> Some professionals, like attorneys, accountants, and private
> investigators have to be careful that a question or comment in a post is
> not correlated with their name or firm name in a manner/degree which may
> compromise a client's confidentiality and privacy interests. That is
> their professional and lawful duty. Anonymity may be a good means of
> posing a question in an open group without violating professional, legal,
> and client duties. I think these are just some examples among many where
> anonymity is perfectly reasonable.
> Another example is the practice in some companies to set up email type
> conferences where the managers and employees share opinions on a blind
> basis so that no one is shy to post frank opinions due to differences in
> authority levels.
In all of the examples you list, where anonymity is at the choice
of each user, an unfair advantage is given to those who *choose*
to be anonymous. In a totally anonymous community, with no imbalance,
it is a useful tool, as in the blind-conference idea you list.
> I don't think anonymity is inherently evil.
But selective, irresponsible anonymity in a non-anonymous community
is an open invitation for abuse.
ROGER B.A. KLORESE rogerk@QueerNet.ORG

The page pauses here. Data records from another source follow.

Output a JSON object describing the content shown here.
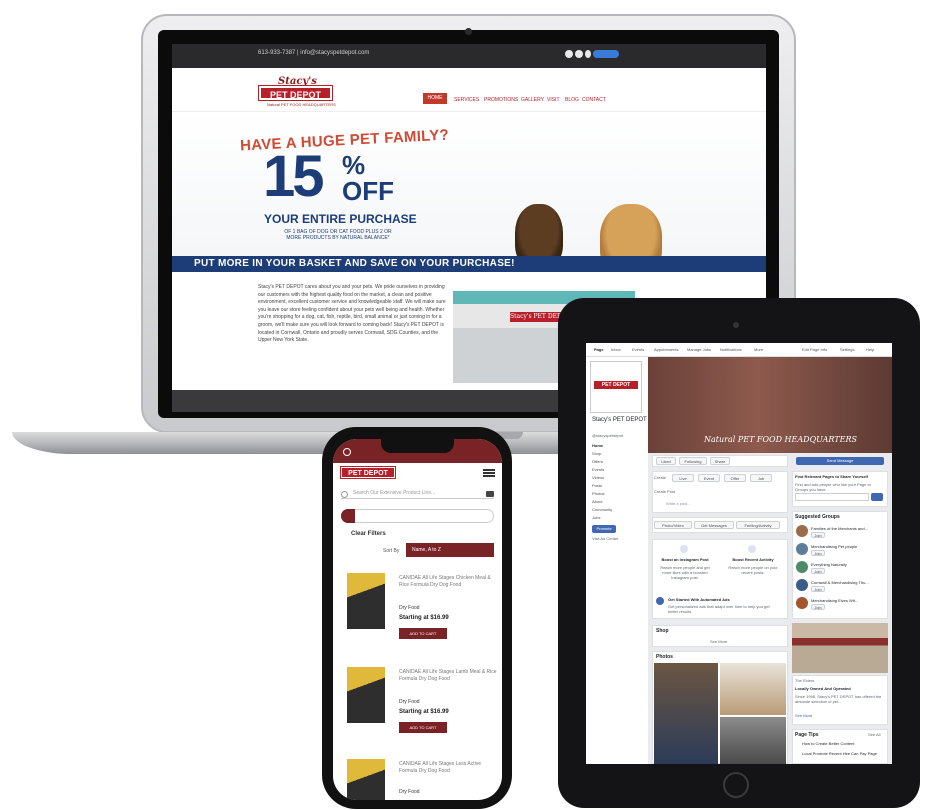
{
  "laptop": {
    "topbar_text": "613-933-7387  |  info@stacyspetdepot.com",
    "logo_script": "Stacy's",
    "logo_name": "PET DEPOT",
    "logo_tag": "Natural PET FOOD HEADQUARTERS",
    "nav": [
      "HOME",
      "SERVICES",
      "PROMOTIONS",
      "GALLERY",
      "VISIT",
      "BLOG",
      "CONTACT"
    ],
    "hero": {
      "line1": "HAVE A HUGE PET FAMILY?",
      "big_number": "15",
      "percent": "%",
      "off": "OFF",
      "line3": "YOUR ENTIRE PURCHASE",
      "line4": "OF 1 BAG OF DOG OR CAT FOOD PLUS 2 OR MORE PRODUCTS BY NATURAL BALANCE*",
      "banner": "PUT MORE IN YOUR BASKET AND SAVE ON YOUR PURCHASE!"
    },
    "about_text": "Stacy's PET DEPOT cares about you and your pets. We pride ourselves in providing our customers with the highest quality food on the market, a clean and positive environment, excellent customer service and knowledgeable staff. We will make sure you leave our store feeling confident about your pets well being and health. Whether you're shopping for a dog, cat, fish, reptile, bird, small animal or just coming in for a groom, we'll make sure you will look forward to coming back! Stacy's PET DEPOT is located in Cornwall, Ontario and proudly serves Cornwall, SDG Counties, and the Upper New York State.",
    "store_sign": "Stacy's PET DEPOT"
  },
  "tablet": {
    "fb_tabs": [
      "Page",
      "Inbox",
      "Events",
      "Appointments",
      "Manage Jobs",
      "Notifications",
      "More",
      "Edit Page Info",
      "Settings",
      "Help"
    ],
    "page_name": "Stacy's PET DEPOT",
    "page_handle": "@stacyspetdepot",
    "side_nav": [
      "Home",
      "Shop",
      "Offers",
      "Events",
      "Videos",
      "Posts",
      "Photos",
      "About",
      "Community",
      "Jobs"
    ],
    "promote_label": "Promote",
    "visit_ad_center": "Visit Ad Center",
    "cover_text": "Natural PET FOOD HEADQUARTERS",
    "action_buttons": [
      "Liked",
      "Following",
      "Share"
    ],
    "send_message": "Send Message",
    "create_row": [
      "Live",
      "Event",
      "Offer",
      "Job"
    ],
    "create_label": "Create",
    "create_post_placeholder": "Create Post",
    "write_post_placeholder": "Write a post...",
    "post_type_buttons": [
      "Photo/Video",
      "Get Messages",
      "Feeling/Activity"
    ],
    "tips": [
      {
        "title": "Boost an Instagram Post",
        "desc": "Reach more people and get more likes with a boosted Instagram post."
      },
      {
        "title": "Boost Recent Activity",
        "desc": "Reach more people on your recent posts."
      }
    ],
    "ads_title": "Get Started With Automated Ads",
    "ads_desc": "Get personalized ads that adapt over time to help you get better results.",
    "shop_label": "Shop",
    "see_more": "See More",
    "photos_label": "Photos",
    "right_title": "Find Relevant Pages to Share Yourself",
    "right_desc": "Find and add people who like your Page to Groups you have.",
    "suggested_groups": "Suggested Groups",
    "groups": [
      "Families of the Merchants and...",
      "Merchandising Pet people",
      "Everything Naturally",
      "Cornwall & Merchandising Thu...",
      "Merchandising Elves Wit..."
    ],
    "join_label": "Join",
    "right_photo_caption": "The Elders",
    "right_post_title": "Locally Owned And Operated",
    "right_post_body": "Since 1998, Stacy's PET DEPOT has offered the absolute selection of pet...",
    "page_tips": "Page Tips",
    "page_tips_see_all": "See All",
    "tip_items": [
      "How to Create Better Content",
      "Local Promote Recent Hire Can Pay Page"
    ]
  },
  "phone": {
    "logo_name": "PET DEPOT",
    "search_placeholder": "Search Our Extensive Product Line...",
    "clear_filters": "Clear Filters",
    "sort_by_label": "Sort By",
    "sort_value": "Name, A to Z",
    "products": [
      {
        "name": "CANIDAE All Life Stages Chicken Meal & Rice Formula Dry Dog Food",
        "type": "Dry Food",
        "price": "Starting at $16.99",
        "button": "ADD TO CART"
      },
      {
        "name": "CANIDAE All Life Stages Lamb Meal & Rice Formula Dry Dog Food",
        "type": "Dry Food",
        "price": "Starting at $16.99",
        "button": "ADD TO CART"
      },
      {
        "name": "CANIDAE All Life Stages Less Active Formula Dry Dog Food",
        "type": "Dry Food"
      }
    ]
  }
}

2215-R Market Street #576 San Francisco, CA 94114 +1 415 ALL-ARFF
"There is only one real blasphemy: the refusal of joy." -- Paul Rudnick